- Govardhan Puja: The 4th day of Diwali is observed to worship Lord Krishna and celebrate his divine blessing. According to mythology, on this day, Lord Krishna saved Vrindavana villagers from rain by lifting the Govardhan Hill. thus, devotees offer Hill-shaped Bhogs to lord Krisha and ask for protection from evil.
- Bhai Dooj or Bhai Phota: The 5th and last day of the Diwali celebration in India is known as Bhai Dooj (Bhai Phoota in West Bengal). On this day, sisters do Tilak of their brothers for the sake of long life and prosperity. Sisters and brothers observe this day by offering presents, and sweets and spending time with each other.

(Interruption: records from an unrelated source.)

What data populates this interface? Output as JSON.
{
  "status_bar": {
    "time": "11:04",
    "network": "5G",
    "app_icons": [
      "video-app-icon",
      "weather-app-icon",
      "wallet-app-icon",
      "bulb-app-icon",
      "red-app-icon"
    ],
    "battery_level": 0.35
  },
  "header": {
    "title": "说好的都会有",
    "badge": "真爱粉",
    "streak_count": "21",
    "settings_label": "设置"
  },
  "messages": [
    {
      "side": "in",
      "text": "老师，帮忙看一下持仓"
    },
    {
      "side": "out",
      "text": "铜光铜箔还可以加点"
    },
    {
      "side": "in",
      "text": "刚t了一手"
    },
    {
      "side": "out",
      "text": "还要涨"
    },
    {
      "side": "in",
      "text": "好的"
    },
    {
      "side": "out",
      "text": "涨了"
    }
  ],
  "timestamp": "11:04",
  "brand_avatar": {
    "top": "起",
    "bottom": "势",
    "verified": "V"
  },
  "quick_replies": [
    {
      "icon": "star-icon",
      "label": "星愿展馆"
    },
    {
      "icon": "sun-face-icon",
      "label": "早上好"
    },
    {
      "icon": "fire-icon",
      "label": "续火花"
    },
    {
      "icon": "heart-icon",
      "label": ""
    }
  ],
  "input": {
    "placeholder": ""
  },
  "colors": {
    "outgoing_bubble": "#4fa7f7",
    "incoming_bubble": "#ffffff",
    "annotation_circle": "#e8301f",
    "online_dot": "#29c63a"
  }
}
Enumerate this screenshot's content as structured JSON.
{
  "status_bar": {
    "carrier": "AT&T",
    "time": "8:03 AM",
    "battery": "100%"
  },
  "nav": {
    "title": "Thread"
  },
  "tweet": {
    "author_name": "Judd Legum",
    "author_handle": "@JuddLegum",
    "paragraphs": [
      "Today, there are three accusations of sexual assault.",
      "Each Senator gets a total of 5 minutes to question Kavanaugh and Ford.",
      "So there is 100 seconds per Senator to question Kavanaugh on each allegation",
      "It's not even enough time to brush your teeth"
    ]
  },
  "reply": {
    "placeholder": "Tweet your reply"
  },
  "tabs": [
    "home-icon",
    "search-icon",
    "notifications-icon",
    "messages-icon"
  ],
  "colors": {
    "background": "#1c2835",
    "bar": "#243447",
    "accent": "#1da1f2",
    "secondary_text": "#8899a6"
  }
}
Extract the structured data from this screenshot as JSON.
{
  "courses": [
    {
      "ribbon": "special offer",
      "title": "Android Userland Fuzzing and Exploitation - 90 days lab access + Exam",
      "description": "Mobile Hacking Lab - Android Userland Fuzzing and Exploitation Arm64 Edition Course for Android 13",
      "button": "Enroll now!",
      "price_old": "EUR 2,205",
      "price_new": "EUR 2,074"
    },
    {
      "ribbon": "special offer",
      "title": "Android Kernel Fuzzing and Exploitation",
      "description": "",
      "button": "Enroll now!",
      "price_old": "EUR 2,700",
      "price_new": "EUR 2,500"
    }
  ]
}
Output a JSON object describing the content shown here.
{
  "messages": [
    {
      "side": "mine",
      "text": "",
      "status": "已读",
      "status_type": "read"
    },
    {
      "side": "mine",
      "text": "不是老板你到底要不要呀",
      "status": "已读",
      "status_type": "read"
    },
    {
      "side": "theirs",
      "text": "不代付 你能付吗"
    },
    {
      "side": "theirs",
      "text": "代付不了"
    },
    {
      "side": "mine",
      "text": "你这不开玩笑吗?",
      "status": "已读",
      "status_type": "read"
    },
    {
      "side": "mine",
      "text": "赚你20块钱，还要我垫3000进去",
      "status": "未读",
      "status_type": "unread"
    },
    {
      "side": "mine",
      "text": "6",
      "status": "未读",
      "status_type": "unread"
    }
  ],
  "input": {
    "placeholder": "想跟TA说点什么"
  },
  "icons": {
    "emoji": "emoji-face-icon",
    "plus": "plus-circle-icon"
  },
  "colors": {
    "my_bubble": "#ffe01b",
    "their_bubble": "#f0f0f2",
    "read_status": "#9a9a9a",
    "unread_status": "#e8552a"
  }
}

This is a real beauty of a Brother-Sister relationship in India just like the Rakhi Bandhan.
Last But Not Least….
Diwali is one of the biggest and happiest festivals celebrated in India irrespective of regions and communities for centuries and each Indian has his/her priority and belief to observe this auspicious day. It is the festival of lights, merrymaking, happiness, and welcoming prosperity to our homes and our lives.
No matter how you want to celebrate this day with presenting gifts, family gatherings, feasting, doing cultural events, doing charities, or praying in temples or homes with families; just make sure not to harm anyone – human and/or animal with crackers. Make the day delightful for all souls living on earth and emerge into the beauty of lights and knowledge worshipping Maa Kali and Maa Lakshmi. Spread love and light keeping in mind the safety of living beings and our Mother Nature.